It was in 1395, three years after the Joseon Dynasty was founded by King Taejo (Yi Seong-gye), when the construction of the main royal Palace was completed after the capital of the newly founded dynasty moved from Gaeseong to Seoul (then known as Hanyang). The Palace was named Gyeongbokgung Palace, the "Palace Greatly Blessed by Heaven." With Mount Bugaksan to its rear and Mount Namsan in the foreground, the site of Gyeongbokgung Palace was at the heart of Seoul and, indeed, deemed auspicious according to the traditional practice of geomancy. In front of Gwanghwamun Gate, the main entrance to the palace, ran Yukjo-geori (Street of Six Ministries, today's Sejongno), home to major government offices. Along the central axis upon which Gwanghwamun Gate stood was the nucleus of the palace, including the throne hall, council hall and king's residence. The government ministry district and main buildings of Gyeongbokgung Palace formed the heart of the capital city of Seoul and represented the sovereignty of the Joseon Dynasty. After all the palaces in the capital were razed by the Japanese during the Hideyoshi invasions of 1592-'98, Changdeokgung Palace, a secondary palace, was rebuilt and served as the main palace. Gyeongbokgung Palace was left derelict for the next 273 years. It was finally reconstructed in 1867 by the order of the Prince Regent.
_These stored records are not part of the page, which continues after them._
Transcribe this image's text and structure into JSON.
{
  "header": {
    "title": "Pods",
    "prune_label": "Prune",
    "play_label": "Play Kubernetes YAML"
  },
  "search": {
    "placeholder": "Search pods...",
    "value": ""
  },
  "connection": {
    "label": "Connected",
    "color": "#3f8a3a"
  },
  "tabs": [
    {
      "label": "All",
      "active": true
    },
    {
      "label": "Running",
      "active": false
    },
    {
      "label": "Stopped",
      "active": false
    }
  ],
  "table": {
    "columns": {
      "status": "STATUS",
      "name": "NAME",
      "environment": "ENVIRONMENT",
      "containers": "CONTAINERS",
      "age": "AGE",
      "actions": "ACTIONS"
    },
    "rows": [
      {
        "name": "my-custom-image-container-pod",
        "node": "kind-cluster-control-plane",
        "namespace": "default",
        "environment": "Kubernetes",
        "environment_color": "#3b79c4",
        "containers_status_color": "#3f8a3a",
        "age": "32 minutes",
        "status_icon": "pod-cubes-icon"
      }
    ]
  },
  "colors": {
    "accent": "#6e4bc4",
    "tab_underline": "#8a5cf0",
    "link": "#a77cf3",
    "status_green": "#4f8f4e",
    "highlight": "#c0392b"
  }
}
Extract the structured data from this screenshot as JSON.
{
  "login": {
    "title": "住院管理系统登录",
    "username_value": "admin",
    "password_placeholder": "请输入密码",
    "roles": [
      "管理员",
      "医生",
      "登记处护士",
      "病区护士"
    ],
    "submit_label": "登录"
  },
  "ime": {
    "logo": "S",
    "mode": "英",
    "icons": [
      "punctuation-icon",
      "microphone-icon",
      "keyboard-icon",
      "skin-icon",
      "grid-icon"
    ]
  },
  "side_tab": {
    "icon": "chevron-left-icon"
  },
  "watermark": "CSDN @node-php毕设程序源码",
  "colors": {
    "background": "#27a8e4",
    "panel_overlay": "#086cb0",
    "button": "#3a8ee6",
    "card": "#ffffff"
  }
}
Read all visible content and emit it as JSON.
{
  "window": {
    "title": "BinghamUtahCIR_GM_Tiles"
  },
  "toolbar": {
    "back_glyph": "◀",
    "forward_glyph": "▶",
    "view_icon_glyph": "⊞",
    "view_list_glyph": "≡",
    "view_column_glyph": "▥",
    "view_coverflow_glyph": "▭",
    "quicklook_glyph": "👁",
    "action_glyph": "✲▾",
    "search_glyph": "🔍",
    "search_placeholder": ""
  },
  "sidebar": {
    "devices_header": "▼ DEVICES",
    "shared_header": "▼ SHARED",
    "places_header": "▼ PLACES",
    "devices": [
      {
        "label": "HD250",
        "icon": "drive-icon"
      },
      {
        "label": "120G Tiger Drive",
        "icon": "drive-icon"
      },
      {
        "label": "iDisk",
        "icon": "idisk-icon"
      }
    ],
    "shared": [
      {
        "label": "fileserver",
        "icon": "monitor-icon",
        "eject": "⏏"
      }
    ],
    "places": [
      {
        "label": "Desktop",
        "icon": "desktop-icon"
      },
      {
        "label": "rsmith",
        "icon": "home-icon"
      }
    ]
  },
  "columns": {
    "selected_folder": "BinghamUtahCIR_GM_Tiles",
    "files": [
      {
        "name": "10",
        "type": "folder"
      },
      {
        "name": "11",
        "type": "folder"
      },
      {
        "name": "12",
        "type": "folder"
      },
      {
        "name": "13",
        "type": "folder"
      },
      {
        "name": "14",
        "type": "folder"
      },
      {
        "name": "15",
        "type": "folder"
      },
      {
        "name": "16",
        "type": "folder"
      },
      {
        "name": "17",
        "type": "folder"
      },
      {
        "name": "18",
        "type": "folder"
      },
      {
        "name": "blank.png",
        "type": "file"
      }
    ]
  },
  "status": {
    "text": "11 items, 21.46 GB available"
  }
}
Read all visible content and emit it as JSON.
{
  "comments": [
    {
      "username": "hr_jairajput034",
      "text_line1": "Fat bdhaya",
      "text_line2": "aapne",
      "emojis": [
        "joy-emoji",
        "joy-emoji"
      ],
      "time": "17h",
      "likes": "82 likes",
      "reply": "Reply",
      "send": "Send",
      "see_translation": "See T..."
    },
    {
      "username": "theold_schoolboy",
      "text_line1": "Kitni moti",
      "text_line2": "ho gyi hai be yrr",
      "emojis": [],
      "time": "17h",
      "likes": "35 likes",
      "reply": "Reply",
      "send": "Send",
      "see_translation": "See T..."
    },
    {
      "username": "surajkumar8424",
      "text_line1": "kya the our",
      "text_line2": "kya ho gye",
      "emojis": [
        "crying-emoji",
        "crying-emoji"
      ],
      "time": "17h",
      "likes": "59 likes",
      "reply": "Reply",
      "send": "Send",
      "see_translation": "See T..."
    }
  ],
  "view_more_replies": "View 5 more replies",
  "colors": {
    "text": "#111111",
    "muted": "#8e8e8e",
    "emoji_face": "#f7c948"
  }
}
The reconstructed Palace Prince Regent Heungseon was markedly different from the original. Some 500 buildings were built on a site of over 40 hectares and constituted a small city. The architectural principles of ancient China were harmoniously incorporated into both the tradition and the appearance of the Joseon royal court. Gyeongbokgung Palace was largely torn down during the Japanese occupation. Ninety-three percent of the restored buildings were dismantled, Gwanghwamun Gate was dismantled and relocated to the east, and an enormous building housing the Japanese Government-General was constructed in front of the main sector of the palace. An effort to fully restore Gyeongbokgung Palace to its former glory has been ongoing since 1990. The Japanese Government-General building was finally removed, and Heungnyemun Gate was restored to its original state. The royal living quarters and the East Palace for the Crown Prince were also restored to their original state.